Hostas Brighten Shade
Hostas, also known as Plantain Lilies, are part- shade-loving plants that are grown for their beautiful leaves rather than their flowers.
Fall is the ideal time to divide and plant more in your garden. After digging a clump of roots with a shovel or trowel, soak the root ball long enough to pull apart the multiple plants that have developed and become entwined. There is a video at https://bit.ly/2Po4sYm that illustrates how.
Hosta varieties have leaves from 6-inches to 6-feet across and leaf colors from blue to gold. Mail order plants usually arrive in 4-inch pots and can take a few years to mature to their full size. Hosta roots do not grow during the winter like other perennials so they should be divided and planted soon.
Gold leaf varieties: Midas Touch and Good as Gold. Blue leaf Hostas: Blue Heaven, Blue Angel and H. sieboldiana Elegans. There are also some varieties with purple flowers and cream tipped leaves,
All Hostas are vulnerable to deer, snail and slug damage. They need regular water to look their best but their roots will deteriorate if they stand in water. An application of mulch will preserve moisture and reduce weeding. Usually Hostas are planted with ferns, Astilbe, Columbine, Oxalis, Coral Bells, etc.
Tulsa Hosta Connection’s annual Hosta sale is Sat, September 15 from 9 am to 2 pm. at the Tulsa Garden Center, 2435 South Peoria. Publicist Carol Puckett said club members divide Hostas and other perennial plants from their gardens and put them into containers for the sale. The price for named Hostas range from $5 to $8 and un-named Hostas can be as low as $2 to $4 each.
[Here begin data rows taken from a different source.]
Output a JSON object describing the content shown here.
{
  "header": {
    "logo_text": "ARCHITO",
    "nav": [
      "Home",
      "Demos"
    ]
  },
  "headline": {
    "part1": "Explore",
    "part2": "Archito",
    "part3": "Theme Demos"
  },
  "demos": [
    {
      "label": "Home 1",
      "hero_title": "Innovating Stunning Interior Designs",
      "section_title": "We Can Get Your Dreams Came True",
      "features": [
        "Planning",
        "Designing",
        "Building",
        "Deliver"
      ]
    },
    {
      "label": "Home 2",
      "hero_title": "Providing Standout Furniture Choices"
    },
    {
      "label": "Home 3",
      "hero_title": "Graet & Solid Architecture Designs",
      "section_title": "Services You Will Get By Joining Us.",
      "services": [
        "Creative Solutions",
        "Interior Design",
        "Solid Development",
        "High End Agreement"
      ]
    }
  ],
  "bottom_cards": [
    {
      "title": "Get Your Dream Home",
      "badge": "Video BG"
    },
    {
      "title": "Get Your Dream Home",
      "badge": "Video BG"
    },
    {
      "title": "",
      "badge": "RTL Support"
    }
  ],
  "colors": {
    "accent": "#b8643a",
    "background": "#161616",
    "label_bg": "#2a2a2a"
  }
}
Hostas are native to Japan, Korea, China and Russia. They are in the Asparagaceae family, along with other familiar plants such as Agave, Asparagus, Chionodoxa, Hyacinth and Scilla. They were named in 1812 for the physician and botanist, Dr. Nicholas Thomas Host.